Lana Del Rey
The famously uncomfortable “Saturday Night Live” musical guest overcame endless mockery from 2012 to land her first top-10 hit in the summer of 2013 -- a remix of a year-old song, “Summertime Sadness.” As the co-writer of “Young and Beautiful,” the love theme from “The Great Gatsby,” Del Rey is such a front-runner for the best original song Oscar (last won by Adele) that there has been a direct-mail campaign to academy voters against her. The song was also played at the most romantic event of the year: Kanye West’s stadium marriage proposal to Kim Kardashian.
Wilson, who charmed fans of 2012’s “Pitch Perfect,” had a rockier 2013, with her sitcom “Super Fun Night” struggling creatively and in the ratings. Her next planned movies are both sequels, to “Kung Fu Panda” and -- hoping lightning will strike twice -- to “Pitch Perfect.”
Another 2012 music icon, Gotye won the record of the year trophy at the 2013 Grammys for “Somebody That I Used to Know.” He released no new singles in 2013, and has told the press he has been struggling to complete new material. Good luck, Gotye!
The golden boy of the 2012 Olympics, without feats of aquatic derring-do to distract the public this year, saw his always-tenuous persona completely shift from “amiable jock” into “utter dolt” with his E! reality series. Worst of all, the series was canceled.
In 2012, the young actress -- best known for her role in the indie “Winter’s Bone” and a supporting part in the “X-Men” franchise -- had marquee roles in the first “Hunger Games” film and in David O. Russell’s comedy “Silver Linings Playbook.” In 2013, she played to her strengths: After winning an Oscar, she starred in the second “Hunger Games” movie, on whose publicity tour she managed to charm everyone in America, and had another role in a David O. Russell comedy, “American Hustle,” for which she might just win ANOTHER Oscar.
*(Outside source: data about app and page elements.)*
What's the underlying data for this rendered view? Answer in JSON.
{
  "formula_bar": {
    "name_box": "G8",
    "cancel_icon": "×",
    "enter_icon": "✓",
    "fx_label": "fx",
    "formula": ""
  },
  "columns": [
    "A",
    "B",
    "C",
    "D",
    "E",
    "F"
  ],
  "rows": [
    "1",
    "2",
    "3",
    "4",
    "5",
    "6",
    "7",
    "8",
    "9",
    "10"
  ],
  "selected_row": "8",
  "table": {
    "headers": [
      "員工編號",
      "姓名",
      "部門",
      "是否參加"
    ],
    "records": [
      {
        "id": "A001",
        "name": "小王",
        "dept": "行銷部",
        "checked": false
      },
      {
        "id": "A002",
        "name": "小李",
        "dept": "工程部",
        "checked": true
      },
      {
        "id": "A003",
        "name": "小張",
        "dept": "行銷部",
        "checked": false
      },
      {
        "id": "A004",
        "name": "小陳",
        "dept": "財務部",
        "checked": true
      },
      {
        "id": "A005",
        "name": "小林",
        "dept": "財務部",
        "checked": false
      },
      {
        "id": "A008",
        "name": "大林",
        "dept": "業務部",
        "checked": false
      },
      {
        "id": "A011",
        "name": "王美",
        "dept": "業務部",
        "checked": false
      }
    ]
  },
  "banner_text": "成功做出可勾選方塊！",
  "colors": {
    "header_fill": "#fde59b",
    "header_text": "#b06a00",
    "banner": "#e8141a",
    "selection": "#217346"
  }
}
By 2014, she may end up running a major studio, or serving as president.
The breakout bikini model of 2012 made a repeat appearance on the cover of the Sports Illustrated swimsuit issue -- and got to do high-fashion spreads in Elle, Vogue and Vanity Fair. She was cast in a Cameron Diaz comedy, too. Some types of appeal are eternal!
E. L. James
The “50 Shades” novelist now gets to help share some input into a movie adaptation set for release in 2015. She probably never needs to work again! Isn’t that great? Isn’t that … just … great?
The “Gangnam Style” phenom performed at New Year’s 2013, but will spend New Year’s 2014 flipping channels to find his pistachio ad, his goofy antics having been outdone in the past year by “The Fox” singers Ylvis. Nothing meme can stay.